[Data records for software interfaces]
-=-=-

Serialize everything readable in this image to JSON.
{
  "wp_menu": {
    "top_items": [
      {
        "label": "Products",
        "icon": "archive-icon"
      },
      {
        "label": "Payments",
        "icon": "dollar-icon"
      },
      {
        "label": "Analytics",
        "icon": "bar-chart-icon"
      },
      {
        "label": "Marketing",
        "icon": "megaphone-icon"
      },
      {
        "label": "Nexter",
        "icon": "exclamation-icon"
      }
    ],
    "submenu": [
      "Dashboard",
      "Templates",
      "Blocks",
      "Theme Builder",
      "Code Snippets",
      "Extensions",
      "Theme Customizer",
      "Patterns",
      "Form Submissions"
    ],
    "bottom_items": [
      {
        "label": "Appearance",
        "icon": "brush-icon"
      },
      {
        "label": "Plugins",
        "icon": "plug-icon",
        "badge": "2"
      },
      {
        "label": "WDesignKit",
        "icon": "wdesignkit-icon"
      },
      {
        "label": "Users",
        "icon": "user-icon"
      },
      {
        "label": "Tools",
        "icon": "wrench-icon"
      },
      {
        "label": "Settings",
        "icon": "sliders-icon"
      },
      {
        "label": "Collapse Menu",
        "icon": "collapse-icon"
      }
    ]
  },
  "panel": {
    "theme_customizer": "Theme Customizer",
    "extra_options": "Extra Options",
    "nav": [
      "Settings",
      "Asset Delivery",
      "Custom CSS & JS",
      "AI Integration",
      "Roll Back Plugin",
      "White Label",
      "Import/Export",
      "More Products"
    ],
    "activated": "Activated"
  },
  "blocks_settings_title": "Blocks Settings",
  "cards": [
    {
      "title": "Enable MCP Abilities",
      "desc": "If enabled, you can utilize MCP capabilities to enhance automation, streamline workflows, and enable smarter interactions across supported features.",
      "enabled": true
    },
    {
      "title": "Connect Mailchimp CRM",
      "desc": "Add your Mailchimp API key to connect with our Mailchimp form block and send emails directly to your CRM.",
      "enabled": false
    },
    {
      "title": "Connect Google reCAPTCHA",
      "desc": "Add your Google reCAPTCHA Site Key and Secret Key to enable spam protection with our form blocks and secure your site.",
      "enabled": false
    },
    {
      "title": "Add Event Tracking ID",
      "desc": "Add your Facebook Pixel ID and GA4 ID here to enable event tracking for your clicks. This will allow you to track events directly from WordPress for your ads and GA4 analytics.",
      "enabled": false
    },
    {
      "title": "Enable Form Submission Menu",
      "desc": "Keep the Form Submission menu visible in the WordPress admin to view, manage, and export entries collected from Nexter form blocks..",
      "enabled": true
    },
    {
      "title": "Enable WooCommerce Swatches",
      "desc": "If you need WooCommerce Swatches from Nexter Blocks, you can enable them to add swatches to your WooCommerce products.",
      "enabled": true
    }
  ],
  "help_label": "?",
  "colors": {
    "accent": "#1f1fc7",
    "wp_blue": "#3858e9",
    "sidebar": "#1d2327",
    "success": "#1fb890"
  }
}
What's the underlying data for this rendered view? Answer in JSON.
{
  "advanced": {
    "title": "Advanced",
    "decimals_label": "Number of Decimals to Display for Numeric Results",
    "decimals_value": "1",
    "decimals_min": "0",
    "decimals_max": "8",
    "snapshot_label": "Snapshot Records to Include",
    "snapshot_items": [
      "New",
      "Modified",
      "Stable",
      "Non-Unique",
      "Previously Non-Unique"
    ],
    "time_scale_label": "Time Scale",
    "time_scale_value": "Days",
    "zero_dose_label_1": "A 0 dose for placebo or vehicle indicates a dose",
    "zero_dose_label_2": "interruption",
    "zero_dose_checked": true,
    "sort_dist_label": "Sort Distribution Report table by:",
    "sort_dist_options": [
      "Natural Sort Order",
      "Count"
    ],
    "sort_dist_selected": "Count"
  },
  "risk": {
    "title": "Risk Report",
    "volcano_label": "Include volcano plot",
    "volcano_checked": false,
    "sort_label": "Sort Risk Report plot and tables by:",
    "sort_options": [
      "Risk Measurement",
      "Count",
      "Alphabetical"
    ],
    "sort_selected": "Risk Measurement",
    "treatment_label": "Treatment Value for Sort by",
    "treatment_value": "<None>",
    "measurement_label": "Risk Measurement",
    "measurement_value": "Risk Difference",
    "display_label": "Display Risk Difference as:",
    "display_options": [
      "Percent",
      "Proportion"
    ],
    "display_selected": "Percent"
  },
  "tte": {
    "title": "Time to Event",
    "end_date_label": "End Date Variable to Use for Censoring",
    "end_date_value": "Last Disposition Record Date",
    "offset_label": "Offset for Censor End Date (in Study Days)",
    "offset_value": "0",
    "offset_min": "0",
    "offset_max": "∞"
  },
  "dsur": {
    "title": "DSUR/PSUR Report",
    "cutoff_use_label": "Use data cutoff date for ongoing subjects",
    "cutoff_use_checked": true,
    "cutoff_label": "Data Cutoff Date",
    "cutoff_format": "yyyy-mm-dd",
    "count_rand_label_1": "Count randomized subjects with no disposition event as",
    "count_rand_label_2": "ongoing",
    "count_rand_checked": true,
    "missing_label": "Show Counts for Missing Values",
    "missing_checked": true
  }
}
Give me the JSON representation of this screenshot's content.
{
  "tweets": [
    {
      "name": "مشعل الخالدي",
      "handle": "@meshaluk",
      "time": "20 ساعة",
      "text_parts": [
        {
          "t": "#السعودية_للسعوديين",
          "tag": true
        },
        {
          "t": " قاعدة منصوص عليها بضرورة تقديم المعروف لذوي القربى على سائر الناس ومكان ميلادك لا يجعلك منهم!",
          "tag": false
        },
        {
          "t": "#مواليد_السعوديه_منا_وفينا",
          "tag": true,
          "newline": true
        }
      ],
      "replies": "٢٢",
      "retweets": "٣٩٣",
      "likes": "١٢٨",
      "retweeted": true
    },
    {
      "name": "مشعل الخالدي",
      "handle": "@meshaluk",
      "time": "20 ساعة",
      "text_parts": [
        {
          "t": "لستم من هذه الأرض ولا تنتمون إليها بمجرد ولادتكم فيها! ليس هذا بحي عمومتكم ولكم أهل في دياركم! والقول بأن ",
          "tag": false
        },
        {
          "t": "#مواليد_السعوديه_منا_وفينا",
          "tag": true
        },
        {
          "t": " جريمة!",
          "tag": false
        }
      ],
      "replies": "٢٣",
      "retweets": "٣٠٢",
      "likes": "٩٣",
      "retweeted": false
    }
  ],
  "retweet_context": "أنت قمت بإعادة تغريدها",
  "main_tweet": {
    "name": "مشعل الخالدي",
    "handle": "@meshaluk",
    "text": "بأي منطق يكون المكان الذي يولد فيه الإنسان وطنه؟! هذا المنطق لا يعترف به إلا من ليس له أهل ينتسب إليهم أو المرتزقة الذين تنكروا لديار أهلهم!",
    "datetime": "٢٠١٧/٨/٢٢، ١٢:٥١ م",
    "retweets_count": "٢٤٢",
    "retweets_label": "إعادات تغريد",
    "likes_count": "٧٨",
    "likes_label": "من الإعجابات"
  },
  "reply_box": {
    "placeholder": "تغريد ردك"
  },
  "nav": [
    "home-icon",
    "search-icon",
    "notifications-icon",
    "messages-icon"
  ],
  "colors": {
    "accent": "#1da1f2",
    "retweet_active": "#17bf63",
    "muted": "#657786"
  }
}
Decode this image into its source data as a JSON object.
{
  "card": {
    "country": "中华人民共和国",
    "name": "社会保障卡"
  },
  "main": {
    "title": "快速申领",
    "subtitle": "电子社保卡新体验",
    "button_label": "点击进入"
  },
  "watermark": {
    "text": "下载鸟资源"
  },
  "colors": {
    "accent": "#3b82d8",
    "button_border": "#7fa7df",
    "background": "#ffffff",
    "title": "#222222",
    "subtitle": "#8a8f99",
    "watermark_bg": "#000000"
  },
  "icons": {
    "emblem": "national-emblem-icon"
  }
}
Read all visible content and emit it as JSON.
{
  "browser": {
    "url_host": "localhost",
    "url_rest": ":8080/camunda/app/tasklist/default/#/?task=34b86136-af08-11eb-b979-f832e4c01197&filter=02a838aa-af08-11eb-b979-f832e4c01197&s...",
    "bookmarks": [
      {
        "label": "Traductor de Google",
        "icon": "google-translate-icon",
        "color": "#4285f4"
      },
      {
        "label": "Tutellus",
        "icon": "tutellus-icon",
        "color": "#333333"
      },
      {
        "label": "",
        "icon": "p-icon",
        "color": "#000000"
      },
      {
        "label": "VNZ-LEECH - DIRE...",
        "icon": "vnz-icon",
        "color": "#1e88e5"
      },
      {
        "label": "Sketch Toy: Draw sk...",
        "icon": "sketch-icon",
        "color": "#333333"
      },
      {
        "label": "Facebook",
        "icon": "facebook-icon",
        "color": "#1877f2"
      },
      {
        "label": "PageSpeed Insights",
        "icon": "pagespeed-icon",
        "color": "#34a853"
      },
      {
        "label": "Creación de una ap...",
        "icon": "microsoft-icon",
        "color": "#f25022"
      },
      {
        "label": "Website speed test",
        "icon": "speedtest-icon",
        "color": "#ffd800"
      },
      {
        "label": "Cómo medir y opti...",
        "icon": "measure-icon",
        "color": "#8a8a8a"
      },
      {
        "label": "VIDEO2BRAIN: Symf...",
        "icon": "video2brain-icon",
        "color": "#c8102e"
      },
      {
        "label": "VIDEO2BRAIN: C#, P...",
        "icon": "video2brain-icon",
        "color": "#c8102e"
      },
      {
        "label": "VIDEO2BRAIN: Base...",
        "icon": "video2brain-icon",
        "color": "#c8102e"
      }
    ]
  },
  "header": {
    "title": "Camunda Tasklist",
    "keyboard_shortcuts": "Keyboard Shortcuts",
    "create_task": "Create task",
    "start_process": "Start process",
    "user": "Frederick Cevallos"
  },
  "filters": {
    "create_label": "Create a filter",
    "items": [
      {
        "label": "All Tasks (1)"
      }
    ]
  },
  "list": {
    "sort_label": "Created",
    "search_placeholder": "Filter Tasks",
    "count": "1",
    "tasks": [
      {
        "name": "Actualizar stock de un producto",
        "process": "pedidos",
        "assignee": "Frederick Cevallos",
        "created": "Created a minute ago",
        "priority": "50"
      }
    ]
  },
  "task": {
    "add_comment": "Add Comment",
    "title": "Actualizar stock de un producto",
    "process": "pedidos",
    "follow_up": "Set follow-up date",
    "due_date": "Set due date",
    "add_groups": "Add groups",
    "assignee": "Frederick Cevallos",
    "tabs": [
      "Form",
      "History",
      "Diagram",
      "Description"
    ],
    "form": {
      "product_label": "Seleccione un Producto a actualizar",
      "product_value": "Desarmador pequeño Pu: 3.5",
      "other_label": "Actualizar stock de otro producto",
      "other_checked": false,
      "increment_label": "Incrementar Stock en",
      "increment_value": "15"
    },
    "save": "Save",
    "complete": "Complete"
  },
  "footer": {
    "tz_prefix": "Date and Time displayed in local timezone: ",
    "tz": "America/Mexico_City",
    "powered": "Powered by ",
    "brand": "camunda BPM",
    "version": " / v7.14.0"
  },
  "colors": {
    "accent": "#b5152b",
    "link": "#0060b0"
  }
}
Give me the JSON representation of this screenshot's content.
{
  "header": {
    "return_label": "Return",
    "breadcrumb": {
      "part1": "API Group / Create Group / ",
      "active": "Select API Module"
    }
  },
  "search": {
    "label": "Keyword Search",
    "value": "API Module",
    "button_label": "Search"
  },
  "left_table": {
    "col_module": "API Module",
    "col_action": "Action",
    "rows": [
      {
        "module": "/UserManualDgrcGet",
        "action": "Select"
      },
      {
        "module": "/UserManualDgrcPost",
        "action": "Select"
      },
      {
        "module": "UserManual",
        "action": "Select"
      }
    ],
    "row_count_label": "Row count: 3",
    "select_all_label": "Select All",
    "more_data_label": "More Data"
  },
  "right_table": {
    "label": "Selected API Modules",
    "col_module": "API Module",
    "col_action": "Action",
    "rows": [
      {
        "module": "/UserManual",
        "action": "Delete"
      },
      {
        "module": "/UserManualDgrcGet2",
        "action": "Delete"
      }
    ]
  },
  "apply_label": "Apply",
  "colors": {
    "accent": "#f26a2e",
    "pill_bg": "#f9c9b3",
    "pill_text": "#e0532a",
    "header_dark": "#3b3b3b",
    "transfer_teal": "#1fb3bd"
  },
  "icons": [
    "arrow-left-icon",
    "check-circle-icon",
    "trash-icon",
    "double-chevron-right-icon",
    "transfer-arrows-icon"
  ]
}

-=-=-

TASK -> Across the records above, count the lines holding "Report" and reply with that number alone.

THE COMPLETED TASK -> 4